Vine, Vegetable (Warm Season) - Salad Greens
Also known as Indian spinach, Ceylon spinach, basella, vine spinach
The leaves from this heat-loving vine have a mild flavor and are used like spinach in salads and cooking. Extremely frost-sensitive. It creeps when temperatures are cool, but leaps when the mercury hits 90 F.
Site and Plant Characteristics
Part shade increases leaf size, but prefers hot weather and full sun.
tolerates damp soil
Grows well in a wide range of soils, but prefers moist, fertile soils, high in organic matter, pH 6.5 to 6.8. Requires consistent moisture to keep from flowering, which causes leaves to turn bitter.
Grown as an annual, but is perennial in frost-free areas.
Ease-of-care: moderately difficult
In most of New York, you must start plants inside and transplant after danger of frost has passed. Requires trellising.
Foliage color: dark green
Foliage texture: medium
Shape: climbing / vine
not native to North America - East Asia origins.
How to plant:
Propagate by seed, cuttings
Germination temperature: 65 F to 75 F
Days to emergence: 14 to 21 - Scarify seed to hasten germination.
Seed can be saved 4 years.
Maintenance and care:
In Zone 7 and warmer, direct seed 2 to 3 weeks after last frost date. In colder areas or to get an earlier crop, start seeds inside about 6 weeks before last frost.

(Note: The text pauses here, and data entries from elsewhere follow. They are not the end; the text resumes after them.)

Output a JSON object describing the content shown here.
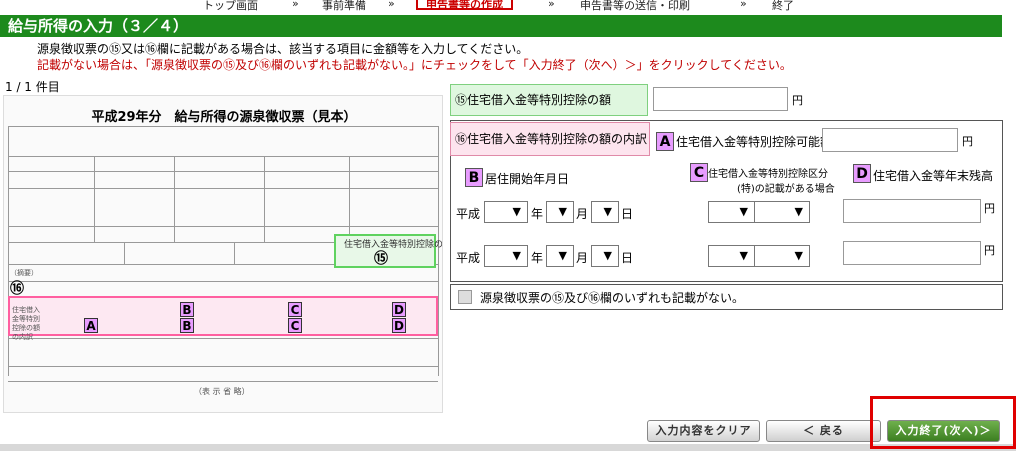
{
  "breadcrumb": [
    "トップ画面",
    "»",
    "事前準備",
    "»",
    "申告書等の作成",
    "»",
    "申告書等の送信・印刷",
    "»",
    "終了"
  ],
  "title": "給与所得の入力（３／４）",
  "instructions": {
    "line1": "源泉徴収票の⑮又は⑯欄に記載がある場合は、該当する項目に金額等を入力してください。",
    "line2": "記載がない場合は、「源泉徴収票の⑮及び⑯欄のいずれも記載がない。」にチェックをして「入力終了（次へ）＞」をクリックしてください。"
  },
  "item_count": "1 / 1 件目",
  "sample_form": {
    "title": "平成29年分　給与所得の源泉徴収票（見本）",
    "circle15": "⑮",
    "circle16": "⑯",
    "green_label": "住宅借入金等特別控除の額",
    "tekiyo": "（摘要）",
    "badges": {
      "a": "A",
      "b": "B",
      "c": "C",
      "d": "D"
    },
    "pink_row_label": "住宅借入金等特別控除の額の内訳",
    "bottom_note": "（表 示 省 略）"
  },
  "section15": {
    "label": "⑮住宅借入金等特別控除の額",
    "unit": "円",
    "value": ""
  },
  "section16": {
    "label": "⑯住宅借入金等特別控除の額の内訳",
    "a_badge": "A",
    "a_label": "住宅借入金等特別控除可能額",
    "a_unit": "円",
    "b_badge": "B",
    "b_label": "居住開始年月日",
    "c_badge": "C",
    "c_label_1": "住宅借入金等特別控除区分",
    "c_label_2": "(特)の記載がある場合",
    "d_badge": "D",
    "d_label": "住宅借入金等年末残高",
    "rows": [
      {
        "era": "平成",
        "year_unit": "年",
        "month_unit": "月",
        "day_unit": "日",
        "arrow": "▼",
        "unit": "円"
      },
      {
        "era": "平成",
        "year_unit": "年",
        "month_unit": "月",
        "day_unit": "日",
        "arrow": "▼",
        "unit": "円"
      }
    ]
  },
  "no_entry": {
    "label": "源泉徴収票の⑮及び⑯欄のいずれも記載がない。",
    "checked": false
  },
  "buttons": {
    "clear": "入力内容をクリア",
    "back": "＜ 戻る",
    "next": "入力終了(次へ)＞"
  },
  "colors": {
    "title_green": "#1d8a1d",
    "warning_red": "#c00000",
    "badge_purple": "#e89cff",
    "highlight_red": "#e00000"
  }
}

Scarify seed (use a file, sharp knife or sandpaper to carefully cut through the tough seed coat) to speed germination, which may take 3 weeks or more.
Wait until soil has warmed and all danger of frost has passed before transplanting -- at least 2 to 3 weeks after last frost date. Space transplants about 12 inches apart.
Well-adapted to high temperatures, even into the 90s F. But growth is disappointing when temperatures stay below 80 F. Requires consistent moisture to keep from flowering, which causes bitterness in leaves.
Requires trellis or other support for twining vine. Can follow peas up the same trellis.
Browse Malabar spinach varieties at our Vegetable Varieties for Gardeners website.
Seed companies usually only list the species. Occasionally, you can find the variety ‘Rubra,’ which has purplish stems. It is sometimes listed as a separate species, Basella rubra.
Spinach, Malabar — Basella rubra L.1
James M. Stephens2
Malabar spinach is also known as Ceylon spinach, climbing spinach, gui, acelga trepadora, bretana, libato, vine spinach, and Malabar nightshade. The red leaf form belongs to the rubra species, while the green form is classified in the alba species.
Malabar is not a true spinach, but its leaves, which form on a vine, resemble spinach and are used in the same way. It comes from India, and is distributed widely in the tropics, particularly in moist lowlands. In Florida, it is rare, even in home gardens.
Here and in the tropics, it grows well in a variety of soils, seemingly without regard to fertility. Moisture is important and the plants make their best growth during warm, rainy periods. A small amount of shade seems to be beneficial, although open-sun culture does not present a serious problem.
Malabar spinach can be grown from seeds or cuttings. While not essential, the vine should be trellised. Two vines are sufficient to supply a small family all summer and fall. Vines are somewhat ornamental, so can be trained to climb over doorways for easy accessibility. The thick, fleshy leaves are cut off together with some length of stem to keep the plant pruned to a desired shape. Stems that are too tough to eat can be put back in the soil and rerooted. Plants started in Gainesville in August made excellent growth during the fall months.
When cooked, Malabar spinach is not as slick in texture as many greens, such as spinach. The Bengalis cook it with chopped onions, hot chilis, and a little mustard oil.
This document is HS671, one of a series of the Horticultural Sciences Department, Florida Cooperative Extension Service, Institute of Food and Agricultural Sciences, University of Florida. Original publication date May 1994. Reviewed March 2009. Visit the EDIS Web site at http://edis.ifas.ufl.edu.
James M. Stephens, Professor, Horticultural Sciences Department, Cooperative Extension Service, Institute of Food and Agricultural Sciences, University of Florida, Gainesville FL 32611.
Aug 12, 2010
Loving the heat and humidity. This is really starting to vine...